Will in Tejas wrote in post #18704760
29 fps in the rendering. Not sure what the camera was set to so my reason for asking about tuts.
I used to be fairly knowledgeable regards video, I'm a bit behind now.
Here's what I now believe: If not wanting to output as slow motion, slower shutter speed is better. By slow I mean 2 x frame rate.
So if you are shooting 30fps use 1/60 sec shutter. A little bit of blur looks natural.
An example of high shutter speed is the first part of Saving Private Ryan. High shutter speed was used to create deliberate 'jerkiness' to suit the chaotic high intensity action on the beach battle.
Generally that goes against still photography technique where a high shutter speed is used to freeze action but actually matches some motion photography, propeller driven aircraft, panning in motorsports etc where a slow shutter satisfies our brains which expect to see at least part of the scene blurred.
If using a higher shutter speed, for whatever reason, use multiples of the frame rate, ie you would use 1/60, 1/120 etc.
In Australia we use PAL. For a long time that meant 25 fps. Now with progressive frame rates, ie 50 frames per second (50P) rather than 25 frames per second consisting of 50 fields per second, 25 field A and 25 field B interlaced I'm not sure if I should be taking that into consideration.

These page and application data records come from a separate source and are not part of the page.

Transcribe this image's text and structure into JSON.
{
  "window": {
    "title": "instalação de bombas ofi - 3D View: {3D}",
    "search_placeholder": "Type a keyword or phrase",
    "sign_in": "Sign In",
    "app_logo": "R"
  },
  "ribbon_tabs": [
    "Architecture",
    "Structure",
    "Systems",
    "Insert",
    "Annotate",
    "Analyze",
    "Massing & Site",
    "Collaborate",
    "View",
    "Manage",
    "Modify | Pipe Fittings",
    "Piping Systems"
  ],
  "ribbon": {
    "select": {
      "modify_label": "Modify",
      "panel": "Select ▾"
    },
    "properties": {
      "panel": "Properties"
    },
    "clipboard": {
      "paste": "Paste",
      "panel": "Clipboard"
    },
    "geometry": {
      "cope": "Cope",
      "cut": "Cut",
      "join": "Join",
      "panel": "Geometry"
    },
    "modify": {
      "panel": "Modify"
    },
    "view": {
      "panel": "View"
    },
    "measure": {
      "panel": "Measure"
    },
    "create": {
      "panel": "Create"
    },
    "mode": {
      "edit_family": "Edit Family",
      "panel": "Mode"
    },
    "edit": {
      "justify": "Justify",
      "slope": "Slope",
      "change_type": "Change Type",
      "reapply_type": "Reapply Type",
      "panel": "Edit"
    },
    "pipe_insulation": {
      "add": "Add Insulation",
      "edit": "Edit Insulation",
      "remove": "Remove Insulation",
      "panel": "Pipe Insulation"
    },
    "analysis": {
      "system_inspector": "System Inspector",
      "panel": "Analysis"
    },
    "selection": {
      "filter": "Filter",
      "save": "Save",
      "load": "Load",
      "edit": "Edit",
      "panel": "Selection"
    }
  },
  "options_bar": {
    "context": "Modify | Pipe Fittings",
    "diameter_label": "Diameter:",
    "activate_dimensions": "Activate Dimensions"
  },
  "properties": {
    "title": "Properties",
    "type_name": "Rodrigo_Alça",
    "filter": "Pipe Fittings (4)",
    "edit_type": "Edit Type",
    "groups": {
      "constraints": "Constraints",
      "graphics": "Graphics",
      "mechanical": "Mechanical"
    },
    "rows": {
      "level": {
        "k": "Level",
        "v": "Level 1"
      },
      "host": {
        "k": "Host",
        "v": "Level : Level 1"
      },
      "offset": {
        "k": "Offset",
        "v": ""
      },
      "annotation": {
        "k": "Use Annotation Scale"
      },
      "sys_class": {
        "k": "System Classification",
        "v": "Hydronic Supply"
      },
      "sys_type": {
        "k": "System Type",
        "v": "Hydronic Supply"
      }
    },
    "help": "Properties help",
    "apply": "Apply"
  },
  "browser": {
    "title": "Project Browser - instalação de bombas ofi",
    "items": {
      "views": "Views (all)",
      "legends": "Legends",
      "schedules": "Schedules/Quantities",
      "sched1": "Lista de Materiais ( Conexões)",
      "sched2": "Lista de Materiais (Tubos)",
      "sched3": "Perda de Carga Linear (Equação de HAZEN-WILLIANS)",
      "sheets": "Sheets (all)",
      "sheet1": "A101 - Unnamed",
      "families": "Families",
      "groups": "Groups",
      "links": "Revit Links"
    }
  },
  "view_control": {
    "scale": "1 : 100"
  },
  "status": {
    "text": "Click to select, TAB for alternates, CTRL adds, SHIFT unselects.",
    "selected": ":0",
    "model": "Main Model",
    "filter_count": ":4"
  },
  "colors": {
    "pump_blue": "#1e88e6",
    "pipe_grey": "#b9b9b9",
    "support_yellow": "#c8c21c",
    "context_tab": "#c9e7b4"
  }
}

Usually I am now shooting 50P and use 1/100 sec shutter. The results look good to me.